Tuesday, September 18, 2018

Transient beauty

A few days ago we noticed a Blue Jay that seemed a bit different. It was hanging about and almost seemed tame. It would sometimes open its beak. Debbie took this picture of him...


and I tossed some sunflower seeds to him hoping it may become even more tame.

It sat in the trees near the feeder making a distinctive 'chip' sound, and the next day he was seen hanging about again. Later that afternoon while we were eating lunch, Debbie saw it fly over the cove, but only almost, it did not make it all the way across and crashed into the water!

I went down to the water and waded across to where it was, and by the time I go there it had managed to flap over to a stick and pull itself out of the water. Clearly things were not right. I was able to get very close to it and it would hop and fly short distances staying just out of my reach.

After a few minutes of crawling through the bushes on the water's edge I managed to get close enough to grab it. Its wings and legs were all fine but I could feel its breastbone, indicating it was emaciated.

We gave it some water and some husked sunflower seeds but it did not want to, or could not, eat. It seemed to have trouble swallowing the water. We put it into a cage with water, suet and a perch and then drove to the store to buy some worms (sold as bait). This was a new experience as we have never had to buy live bait before. We were asked what type we wanted, earthworms, Dillies, night crawlers? etc? We had no idea so we asked to see them hoping for something like meal worms. We were shown three tubs of worms in some black compost material. All three types were earthworms. So we bought a tub of earthworms and hurried back.

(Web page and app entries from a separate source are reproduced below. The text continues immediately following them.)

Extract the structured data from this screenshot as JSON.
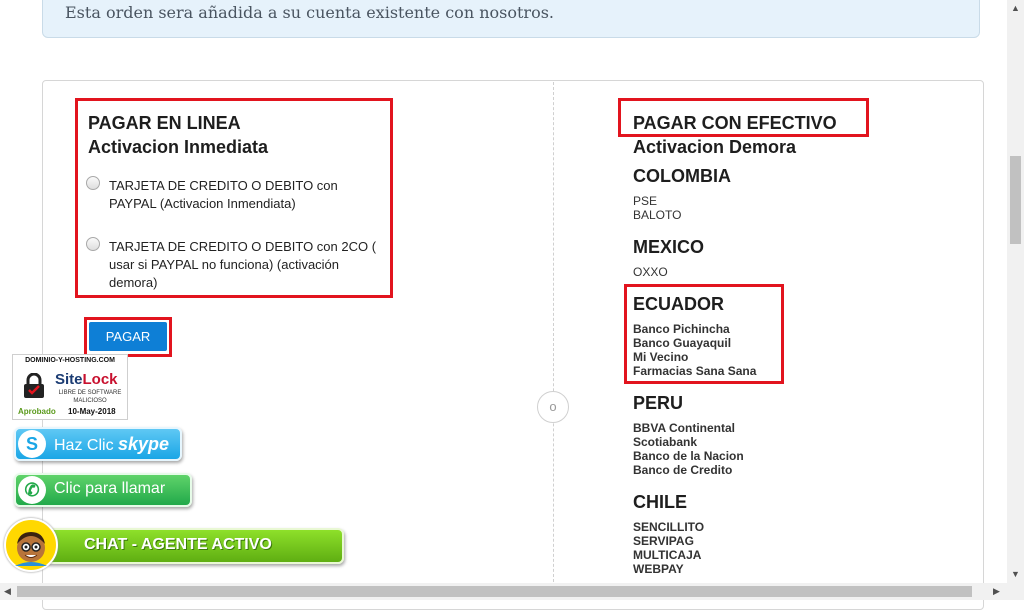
{
  "banner": {
    "text": "Esta orden sera añadida a su cuenta existente con nosotros."
  },
  "online": {
    "title": "PAGAR EN LINEA",
    "subtitle": "Activacion Inmediata",
    "options": [
      {
        "label": "TARJETA DE CREDITO O DEBITO con PAYPAL (Activacion Inmendiata)"
      },
      {
        "label": "TARJETA DE CREDITO O DEBITO con 2CO ( usar si PAYPAL no funciona) (activación demora)"
      }
    ],
    "pay_button": "PAGAR"
  },
  "divider_label": "o",
  "cash": {
    "title": "PAGAR CON EFECTIVO",
    "subtitle": "Activacion Demora",
    "countries": [
      {
        "name": "COLOMBIA",
        "methods": [
          "PSE",
          "BALOTO"
        ]
      },
      {
        "name": "MEXICO",
        "methods": [
          "OXXO"
        ]
      },
      {
        "name": "ECUADOR",
        "methods": [
          "Banco Pichincha",
          "Banco Guayaquil",
          "Mi Vecino",
          "Farmacias Sana Sana"
        ]
      },
      {
        "name": "PERU",
        "methods": [
          "BBVA Continental",
          "Scotiabank",
          "Banco de la Nacion",
          "Banco de Credito"
        ]
      },
      {
        "name": "CHILE",
        "methods": [
          "SENCILLITO",
          "SERVIPAG",
          "MULTICAJA",
          "WEBPAY"
        ]
      }
    ]
  },
  "sitelock": {
    "domain": "DOMINIO-Y-HOSTING.COM",
    "brand_a": "Site",
    "brand_b": "Lock",
    "line1": "LIBRE DE SOFTWARE",
    "line2": "MALICIOSO",
    "approved": "Aprobado",
    "date": "10-May-2018",
    "icon": "padlock-icon"
  },
  "widgets": {
    "skype_text": "Haz Clic",
    "skype_word": "skype",
    "skype_icon": "skype-icon",
    "whatsapp_text": "Clic para llamar",
    "whatsapp_icon": "whatsapp-icon",
    "chat_text": "CHAT - AGENTE ACTIVO"
  },
  "colors": {
    "highlight": "#e2141e",
    "button": "#0e7fd6",
    "banner_bg": "#e6f2fb"
  }
}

Once home, I washed one off to make it easier to swallow and gently killed it, then offered the squirming pieces to the bird. We placed thee in its beak and added water but it just flicked his head and got rid of the worm each time.

We let it rest in the cage and covered it over with an old towel. Once it got dark I brought the cage inside so that it would not get too cold. Later when I checked in on him, he was dead. Not a happy ending at all I am afraid.

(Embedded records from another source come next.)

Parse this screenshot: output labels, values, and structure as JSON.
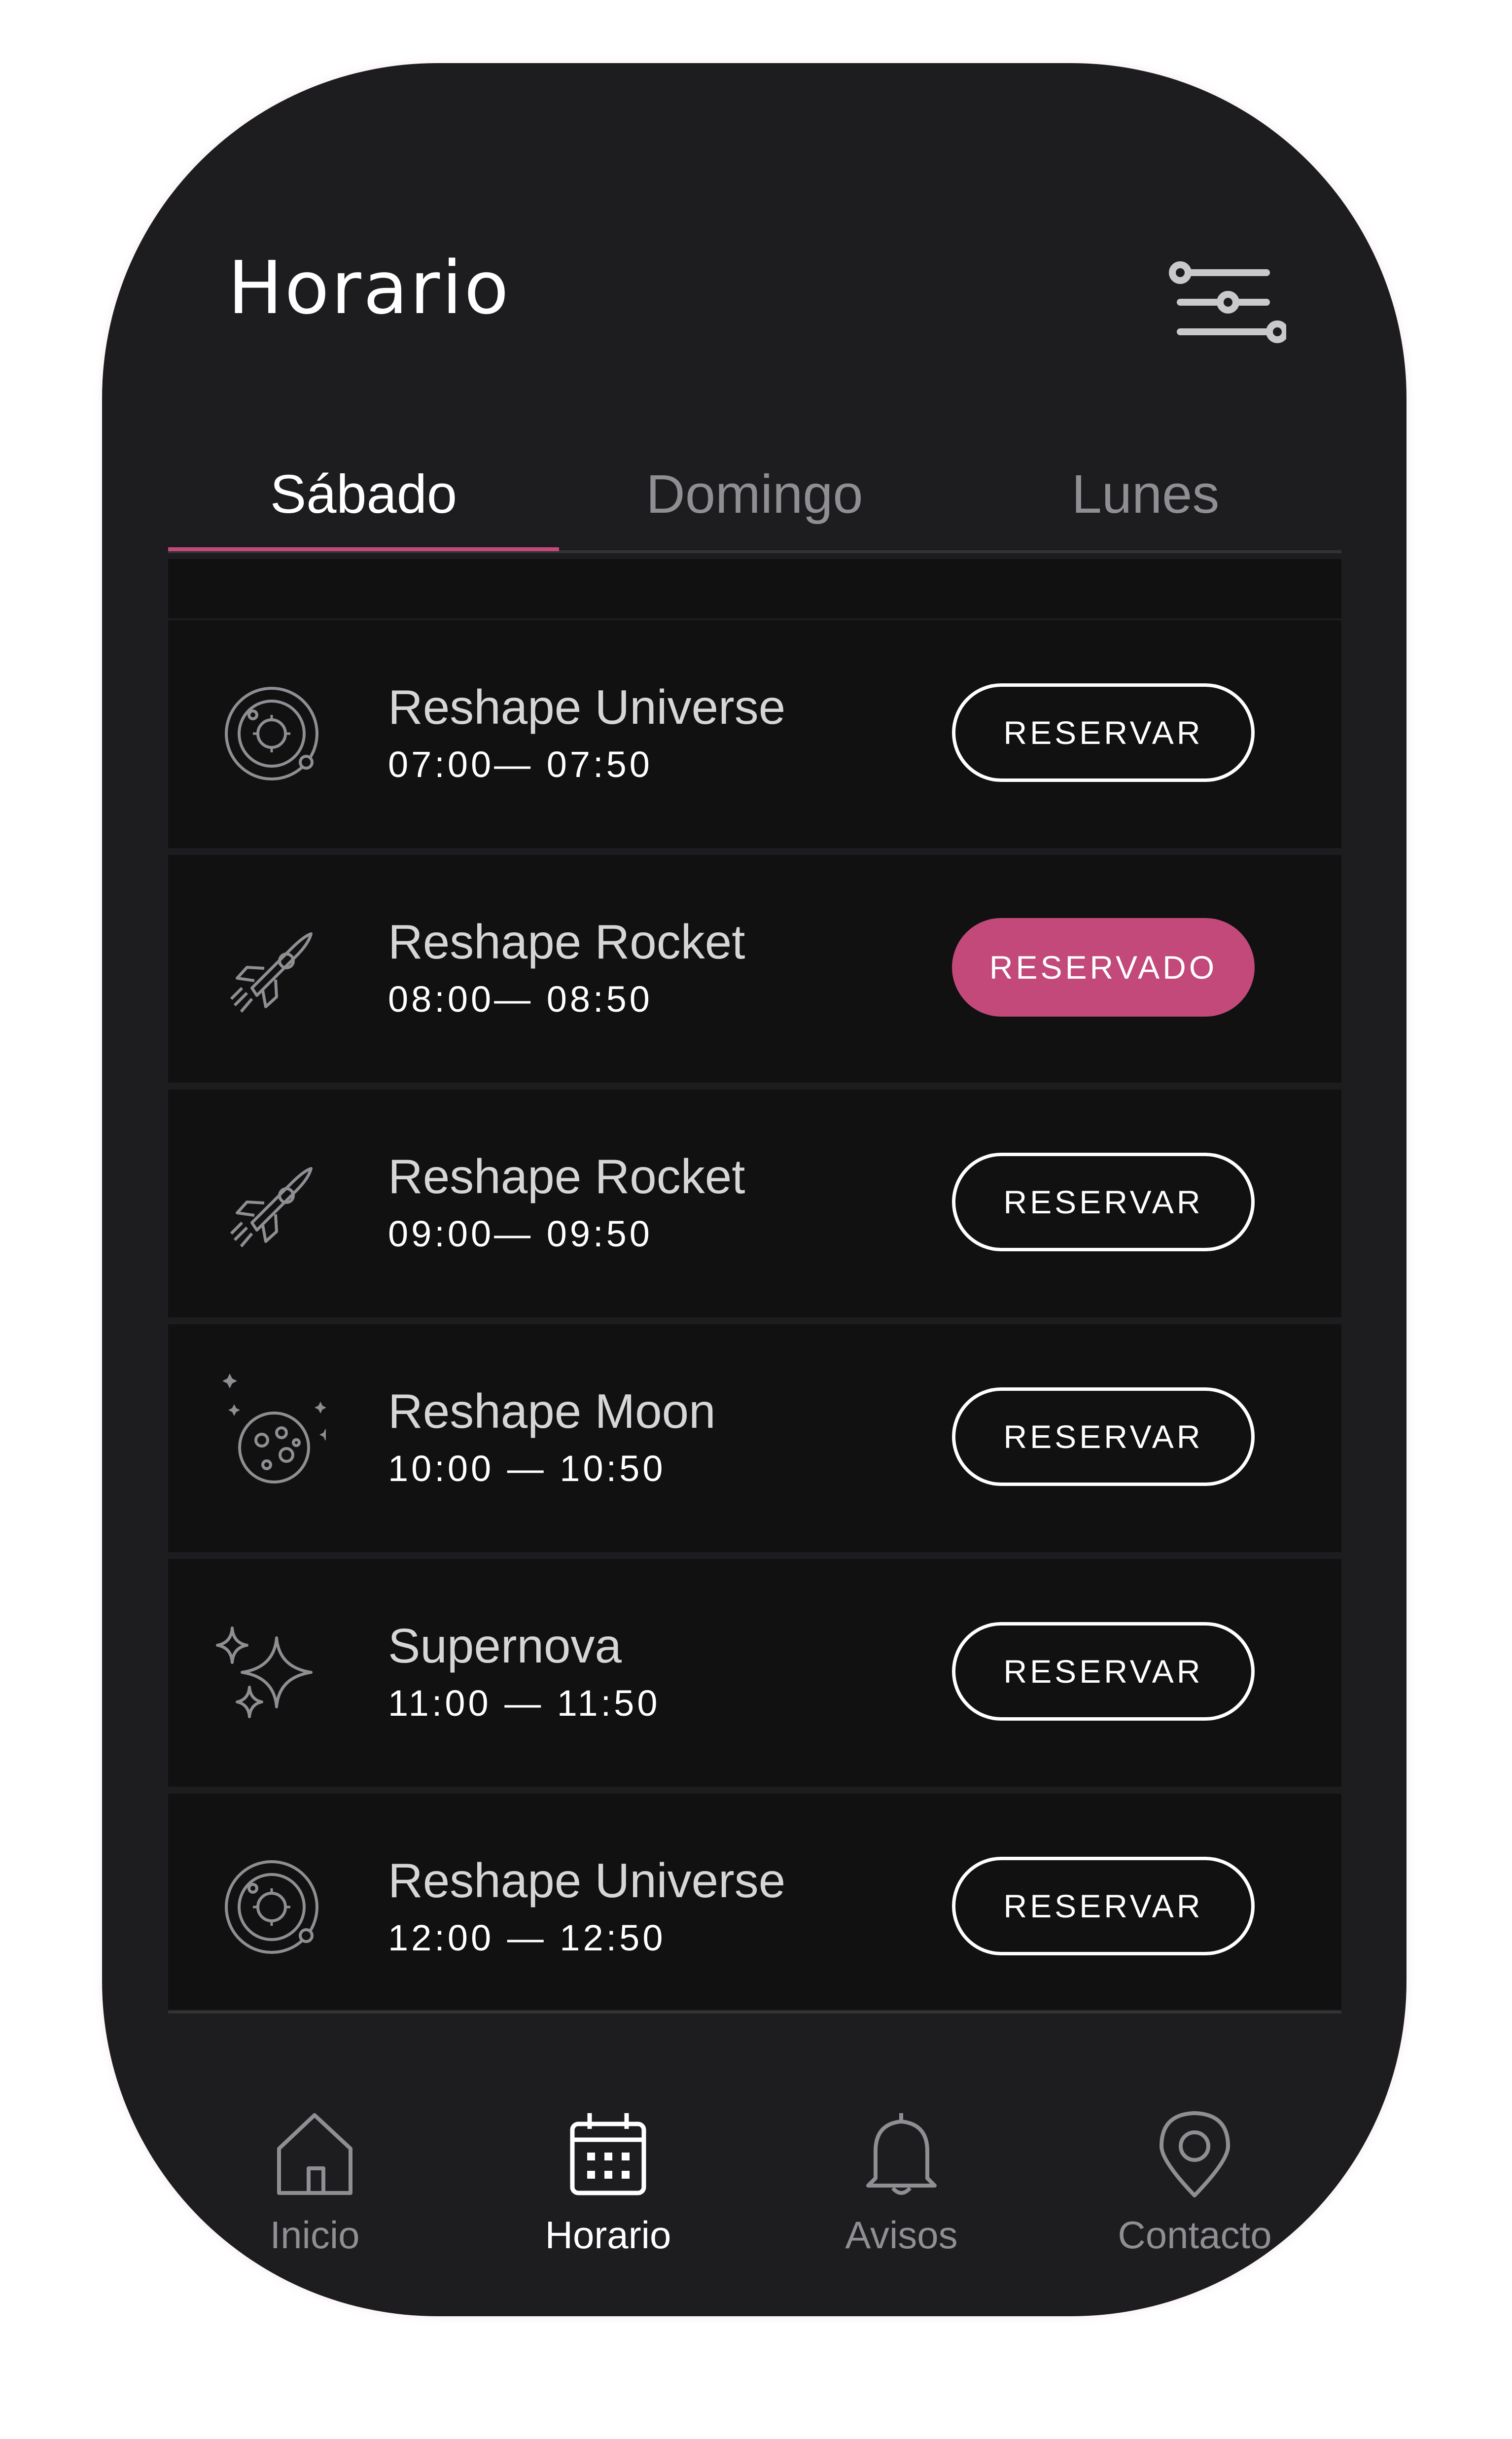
{
  "header": {
    "title": "Horario",
    "filter_icon": "sliders-icon"
  },
  "tabs": [
    {
      "label": "Sábado",
      "active": true
    },
    {
      "label": "Domingo",
      "active": false
    },
    {
      "label": "Lunes",
      "active": false
    }
  ],
  "classes": [
    {
      "name": "Reshape Universe",
      "time": "07:00— 07:50",
      "button": "RESERVAR",
      "reserved": false,
      "icon": "galaxy-icon"
    },
    {
      "name": "Reshape Rocket",
      "time": "08:00— 08:50",
      "button": "RESERVADO",
      "reserved": true,
      "icon": "rocket-icon"
    },
    {
      "name": "Reshape Rocket",
      "time": "09:00— 09:50",
      "button": "RESERVAR",
      "reserved": false,
      "icon": "rocket-icon"
    },
    {
      "name": "Reshape Moon",
      "time": "10:00 — 10:50",
      "button": "RESERVAR",
      "reserved": false,
      "icon": "moon-icon"
    },
    {
      "name": "Supernova",
      "time": "11:00  — 11:50",
      "button": "RESERVAR",
      "reserved": false,
      "icon": "sparkles-icon"
    },
    {
      "name": "Reshape Universe",
      "time": "12:00 — 12:50",
      "button": "RESERVAR",
      "reserved": false,
      "icon": "galaxy-icon"
    }
  ],
  "nav": [
    {
      "label": "Inicio",
      "icon": "home-icon",
      "active": false
    },
    {
      "label": "Horario",
      "icon": "calendar-icon",
      "active": true
    },
    {
      "label": "Avisos",
      "icon": "bell-icon",
      "active": false
    },
    {
      "label": "Contacto",
      "icon": "location-pin-icon",
      "active": false
    }
  ],
  "colors": {
    "accent": "#c2497a",
    "background": "#1d1d1f",
    "card": "#111111",
    "muted_text": "#8e8e93"
  }
}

At least we gave it a quiet dark place to spend its last hours, but I only wish we could have done more for it. Since it was already dark I decided to bury it in the morning. We found out that the authorities no longer want to test birds for West Nile Virus.

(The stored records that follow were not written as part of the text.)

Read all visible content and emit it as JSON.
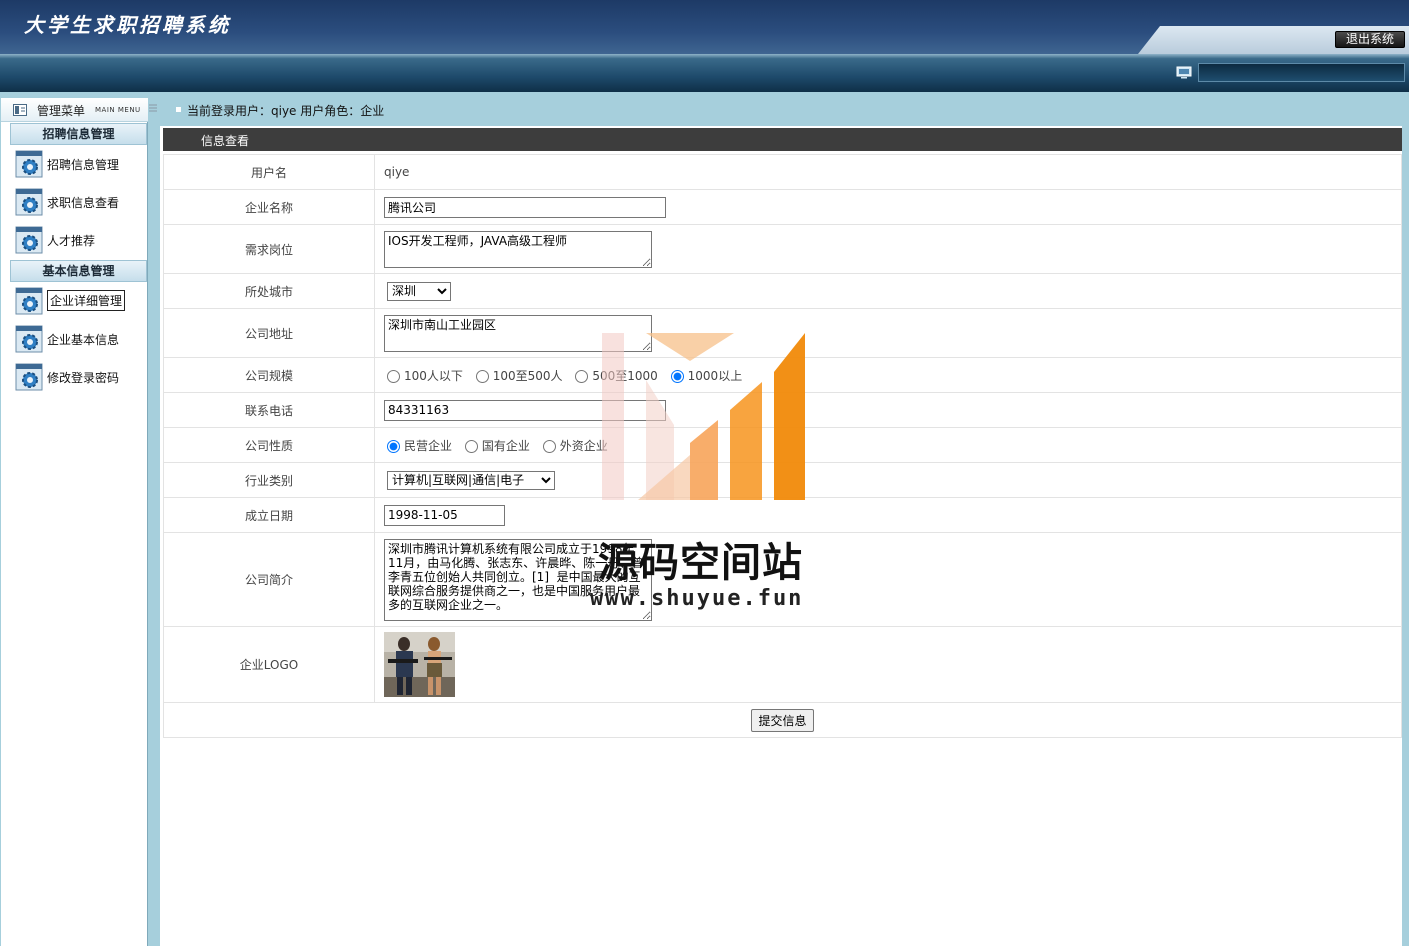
{
  "header": {
    "app_title": "大学生求职招聘系统",
    "logout_label": "退出系统"
  },
  "sidebar": {
    "menu_title": "管理菜单",
    "menu_subtitle": "MAIN MENU",
    "sections": [
      {
        "title": "招聘信息管理",
        "items": [
          {
            "label": "招聘信息管理",
            "icon": "gear-icon"
          },
          {
            "label": "求职信息查看",
            "icon": "gear-icon"
          },
          {
            "label": "人才推荐",
            "icon": "gear-icon"
          }
        ]
      },
      {
        "title": "基本信息管理",
        "items": [
          {
            "label": "企业详细管理",
            "icon": "gear-icon",
            "active": true
          },
          {
            "label": "企业基本信息",
            "icon": "gear-icon"
          },
          {
            "label": "修改登录密码",
            "icon": "gear-icon"
          }
        ]
      }
    ]
  },
  "breadcrumb": {
    "current_user_text": "当前登录用户：qiye  用户角色：企业"
  },
  "panel": {
    "title": "信息查看"
  },
  "form": {
    "username": {
      "label": "用户名",
      "value": "qiye"
    },
    "company_name": {
      "label": "企业名称",
      "value": "腾讯公司"
    },
    "positions": {
      "label": "需求岗位",
      "value": "IOS开发工程师，JAVA高级工程师"
    },
    "city": {
      "label": "所处城市",
      "value": "深圳"
    },
    "address": {
      "label": "公司地址",
      "value": "深圳市南山工业园区"
    },
    "scale": {
      "label": "公司规模",
      "options": [
        "100人以下",
        "100至500人",
        "500至1000",
        "1000以上"
      ],
      "selected": "1000以上"
    },
    "phone": {
      "label": "联系电话",
      "value": "84331163"
    },
    "nature": {
      "label": "公司性质",
      "options": [
        "民营企业",
        "国有企业",
        "外资企业"
      ],
      "selected": "民营企业"
    },
    "industry": {
      "label": "行业类别",
      "value": "计算机|互联网|通信|电子"
    },
    "founded": {
      "label": "成立日期",
      "value": "1998-11-05"
    },
    "intro": {
      "label": "公司简介",
      "value": "深圳市腾讯计算机系统有限公司成立于1998年11月，由马化腾、张志东、许晨晔、陈一丹、曾李青五位创始人共同创立。[1]  是中国最大的互联网综合服务提供商之一，也是中国服务用户最多的互联网企业之一。"
    },
    "logo": {
      "label": "企业LOGO"
    },
    "submit_label": "提交信息"
  },
  "watermark": {
    "title": "源码空间站",
    "url": "www.shuyue.fun"
  },
  "colors": {
    "header_dark": "#1d3a66",
    "frame_blue": "#a6cfdc",
    "panel_title_bg": "#3d3d3d",
    "watermark_orange": "#f7941d"
  }
}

One cannot help but admire the splendor of its exquisite colors.

the colors contrast against the forest floor...


I dug its grave through the thick layers of leaf litter and into the dry sand, and placed it in.

and in the spring there will be no trace of it, other than here....

Update: 2018-09-19

1200 decided the disturbed soil would be a good place to cache a sunflower seed.


1 comment: